Meanwhile, the pound climbed to a two-month high against the dollar as the chances of a near-term rise in UK interest rates grew.
Sterling’s strength came despite a report that suggested UK manufacturing growth slowed in March.
The UK purchasing managers’ index eased from 55.4 in February to 54.4 in March, a larger-than-expected fall.
Howard Archer, at Global Insight, said despite the drop in the headline figure, the report was pretty healthy and would not greatly assuage the Bank of England’s concern that UK companies were becoming more confident in their pricing power and were looking to raise prices.
Meanwhile, data revealed a sharp rise in UK mortgage equity withdrawal in the fourth quarter.
Paul Dales, UK economist at Capital Economics, said the rise reflected UK households’ increasing willingness to translate rising household wealth into a more liquid form of spending power and supported the case for higher UK interest rates.
“A move in May looks most likely to us, although there is a good chance that the BoE will hike rates as soon as Thursday,” he said.
The pound climbed 0.5 per cent to $1.9780 against the dollar and rose 0.3 per cent to £0.6761 against the euro.
The euro rose 0.1 per cent to $1.3370 against the dollar as investors shrugged off a slight dip in the eurozone manufacturing purchasing managers’ index in March.
Aurelio Maccario, at UniCredit, said that, despite the likelihood of persistent softness in the eurozone manufacturing sector over coming months, the eurozone would grow above trend this year, underpinning – along with abundant liquidity – a hawkish stance from the European Central Bank. “We expect the ECB to hike rates three more times by the end of the year,” he said.
The dollar eased 0.2 per cent against the yen to Y117.60 after the Institute of Supply Management’s survey of the US manufacturing sector failed to meet expectations.

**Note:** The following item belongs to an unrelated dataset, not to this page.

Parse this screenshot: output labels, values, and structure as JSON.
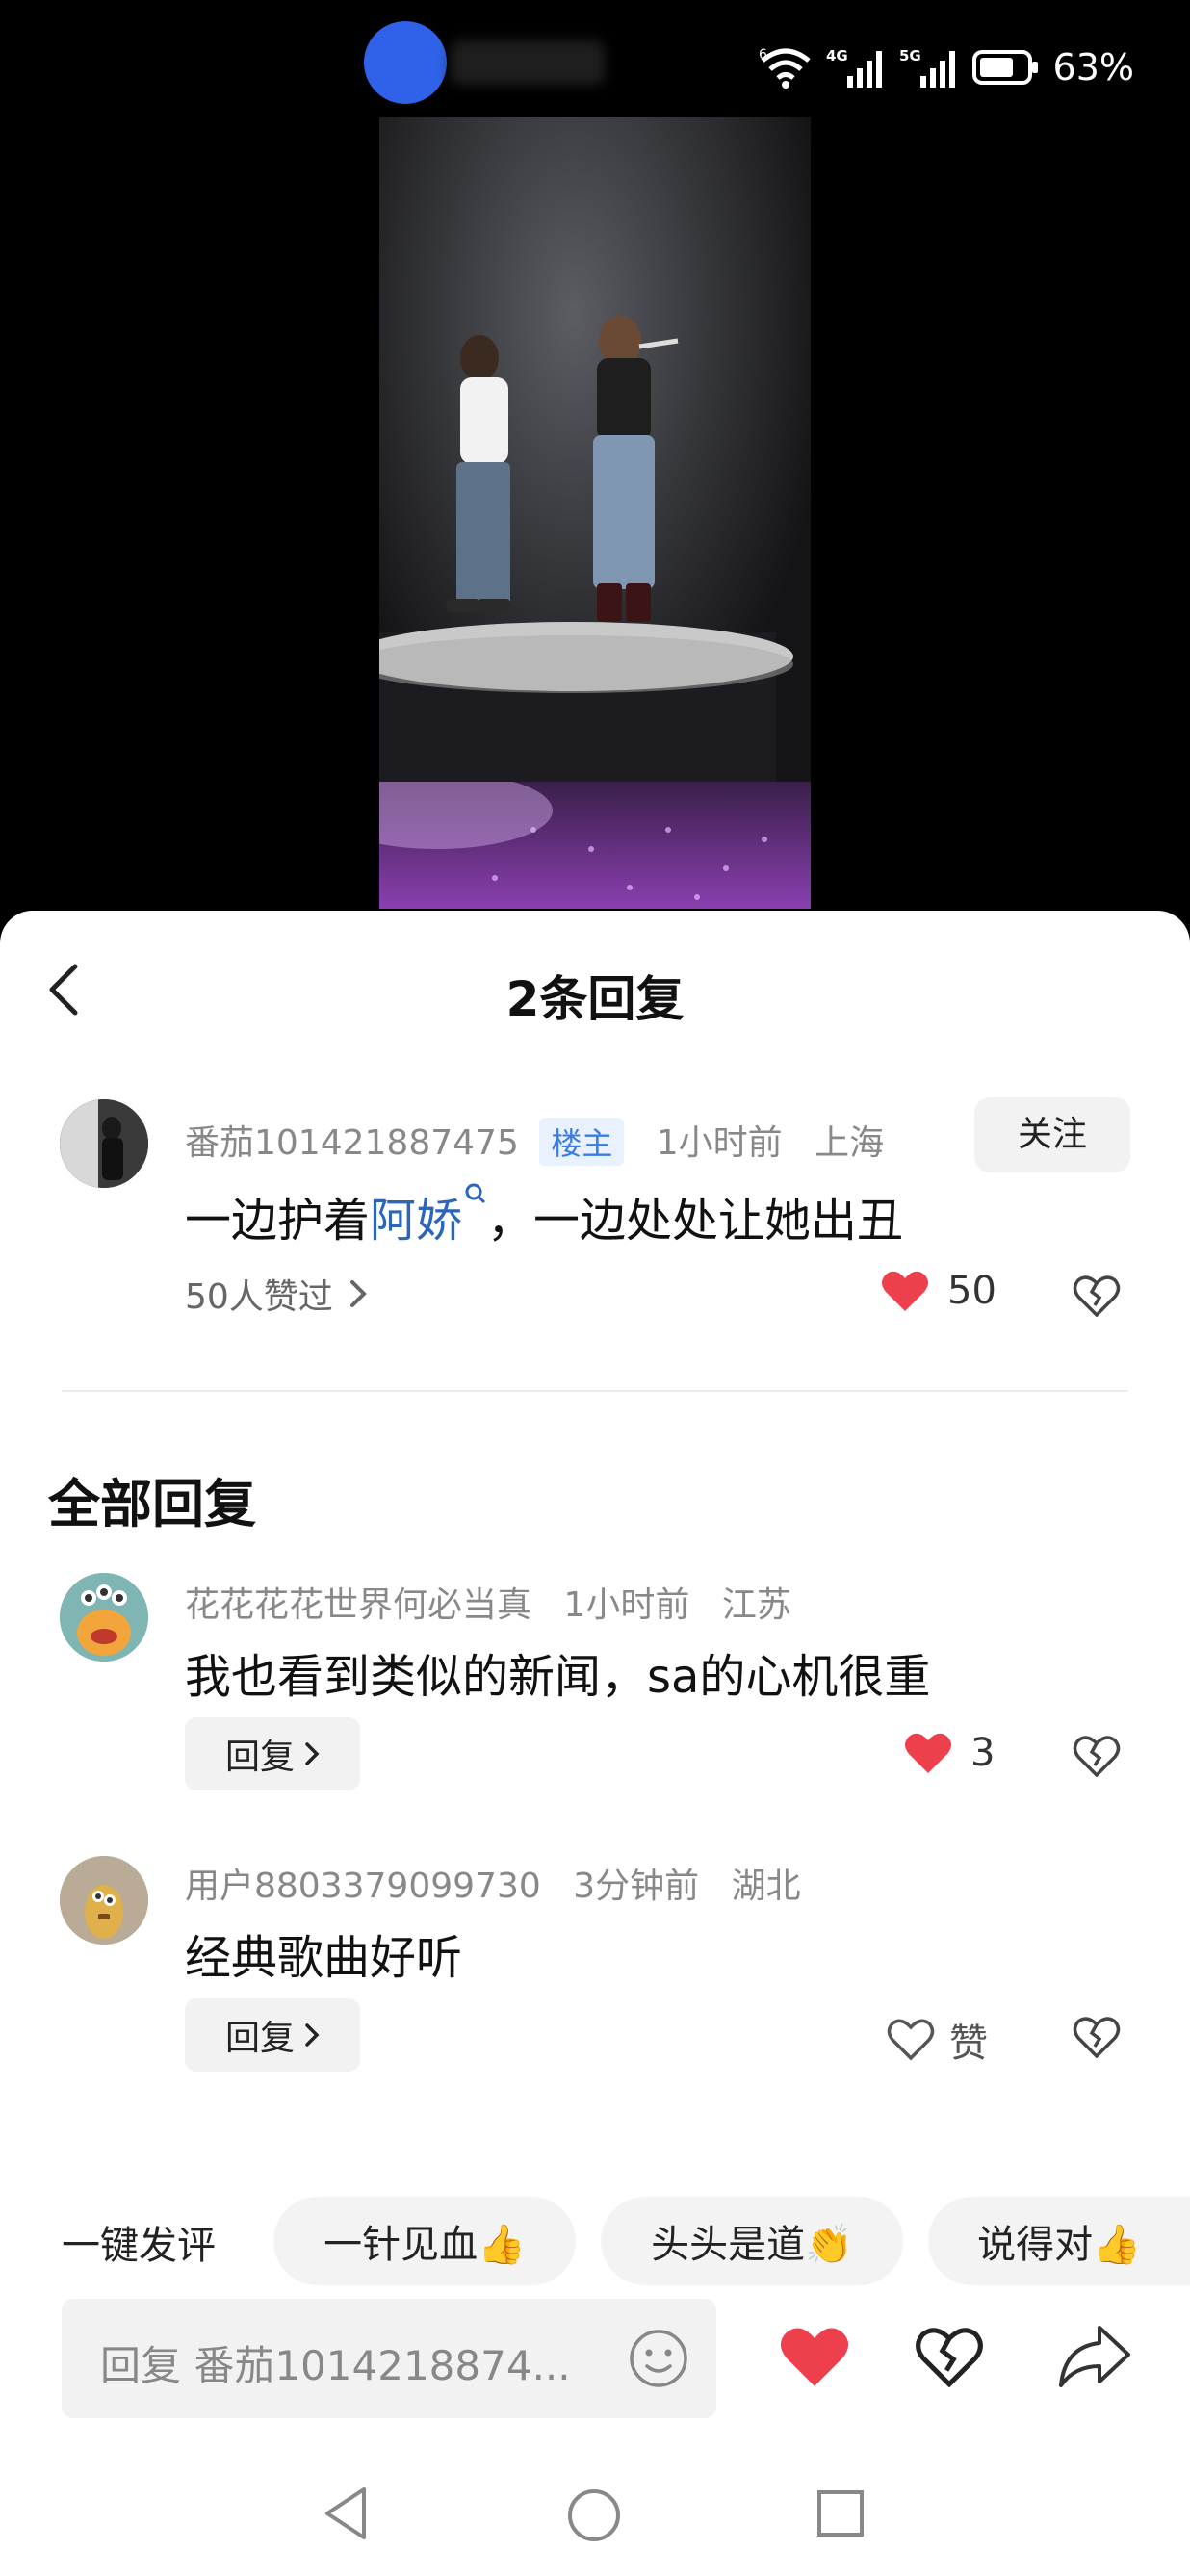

Alan Ruskin, at RBS Greenwich Capital, said the data revealed a disappointing mix of weaker orders and weaker unemployment while prices paid by US manufacturers was significantly stronger than expected.
“The prices data will provide another indication that the Federal Reserve cannot be complacent on the inflation side even with soft growth,” he said. “The mix remains dollar negative.”
The yen was flat at Y157.30 against the euro, showing little reaction to the quarterly Tankan report, which showed Japanese business confidence deteriorating for the first time in a year.
Ian Gunner, currencies strategist at Mellon Financial, said that, although the Tankan was slightly weaker than expected, it was not sufficiently weak to prompt a shift in Japanese monetary policy.